Stats per my Garmin: 13.20 miles (I did actually pass a good number of people but was surprised I’d been weaving that much), 2:28, 11:13 pace
Official results: 2:28, 11:19 pace
The nice race medal, made locally in Freeport.
Race Organization and Volunteers
The organization of this race was really great. My only complaint would have been pace signs at the start line to tell us where to start. Between emails and the race’s Facebook page, communication was great. There were so many volunteers, and all were fantastic. Because there are only a few places along the course for spectators, they were all great cheerleaders, telling us how great we were doing and how much farther we had to go. One volunteer was even handing out soft paper towels to wipe sweat or blow noses. And many volunteers were on the course taking pictures, which they will upload to Shutterfly for everyone to download. I did not stay long at the finish line and took only a banana, but it looked there was plenty of food (pizza, fig bars, smiley cookies) and drinks (hot apple cider!) still available, which is always nice when you finish in the back of the back. Overall, this is a fantastic race, and I’ll definitely do it again next year!

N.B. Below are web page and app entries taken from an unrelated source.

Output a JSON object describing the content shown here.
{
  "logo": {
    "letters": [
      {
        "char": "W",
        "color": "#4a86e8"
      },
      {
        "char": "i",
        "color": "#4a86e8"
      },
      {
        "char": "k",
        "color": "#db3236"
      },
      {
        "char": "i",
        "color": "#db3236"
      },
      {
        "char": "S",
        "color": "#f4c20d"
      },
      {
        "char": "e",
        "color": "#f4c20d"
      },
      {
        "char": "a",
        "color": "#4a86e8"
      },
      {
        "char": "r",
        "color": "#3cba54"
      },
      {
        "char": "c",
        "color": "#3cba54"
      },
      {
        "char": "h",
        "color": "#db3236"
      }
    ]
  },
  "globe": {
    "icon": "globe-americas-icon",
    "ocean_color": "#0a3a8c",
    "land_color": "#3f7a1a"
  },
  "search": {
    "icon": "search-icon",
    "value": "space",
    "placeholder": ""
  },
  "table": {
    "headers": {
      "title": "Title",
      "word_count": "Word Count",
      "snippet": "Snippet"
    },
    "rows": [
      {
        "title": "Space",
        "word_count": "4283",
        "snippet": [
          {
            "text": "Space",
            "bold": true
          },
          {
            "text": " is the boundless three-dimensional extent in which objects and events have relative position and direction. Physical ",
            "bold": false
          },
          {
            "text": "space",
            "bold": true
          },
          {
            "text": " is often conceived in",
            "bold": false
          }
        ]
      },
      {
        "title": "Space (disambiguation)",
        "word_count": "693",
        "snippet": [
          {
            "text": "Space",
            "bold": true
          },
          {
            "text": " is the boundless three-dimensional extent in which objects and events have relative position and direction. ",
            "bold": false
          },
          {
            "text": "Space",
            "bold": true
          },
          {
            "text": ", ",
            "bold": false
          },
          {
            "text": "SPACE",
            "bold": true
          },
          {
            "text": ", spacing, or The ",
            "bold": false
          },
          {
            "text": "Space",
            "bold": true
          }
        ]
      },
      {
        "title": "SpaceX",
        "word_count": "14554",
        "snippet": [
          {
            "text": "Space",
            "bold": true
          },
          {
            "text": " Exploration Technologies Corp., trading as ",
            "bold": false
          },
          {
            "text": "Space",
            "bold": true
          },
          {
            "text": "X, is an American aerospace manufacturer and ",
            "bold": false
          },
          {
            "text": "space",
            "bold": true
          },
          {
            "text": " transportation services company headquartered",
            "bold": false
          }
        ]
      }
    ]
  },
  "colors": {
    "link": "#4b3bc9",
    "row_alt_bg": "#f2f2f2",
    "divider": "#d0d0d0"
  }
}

Review of My Goals
1. Don’t start out too fast. I don’t want to run the first three miles
faster than a 10:50-11:00 pace but will try to keep closer to the 11:00
Result: Did not meet this goal for mile 1.
2. Enjoy the race. It’s a gorgeous course, which is why I loved it last
year. I plan on carrying my phone and may try to take some pictures
along the course.
Result: Yes! I really enjoyed the course.While I did carry my phone, I didn’t want to slow down at the beginning when I felt so good to take pictures, and at the end I just didn’t have the energy. Oh well–I’m happy the volunteers took pictures!
3. Finish. Running 13.1 miles is still an accomplishment no matter how fast or slow I run!
Result: Yes! At the end, this was my only goal but I did it.
4. Run in this pace range (with A being most likely and D being least likely)
- A: Faster than 12:01, my pace in last year’s race
- B: 11:30
- C. 11:15
- D: 11:00 This is the pace I trained for and my actual goal pace.
Result: If I go with my Garmin stats, I actually met all my pace goals except the most aggressive one. Even if I go with the official results, I still met two of my pace goals.
I finished in 2:37 last year, so my 2:28 finish is a 9-minute PR for me. That’s a nice improvement to show over one year, and I’m very happy with it. This is the first race that I ran a moderate-hard effort for such a long, sustained distance and is definitely the most strenuous run I’ve ever done. I felt it afterward! I’m happy that my plantar fasciitis, which I recently got rid of, did not flare up, and I had no other pains other than that side stitch. I’ve had a history of tummy problems and am very happy I had no issues during this race. After the race, I was moving very slowly. But I had no time to relax since I then had to drive to the Mon Valley to help set up and attend a huge Halloween party my family had. Today I am very sore!
While I’m happy with my overall results, my splits definitely tell a story of where I can improve. It seems I can run a good 8 miles at my goal pace without problem before slowing down, so I need to work on being at goal pace for longer. I also definitely need to work on handling the distance better. This is only my third half marathon, so I think I need to get more experience at this distance and do longer long runs. I will definitely consider these things in my next training plan.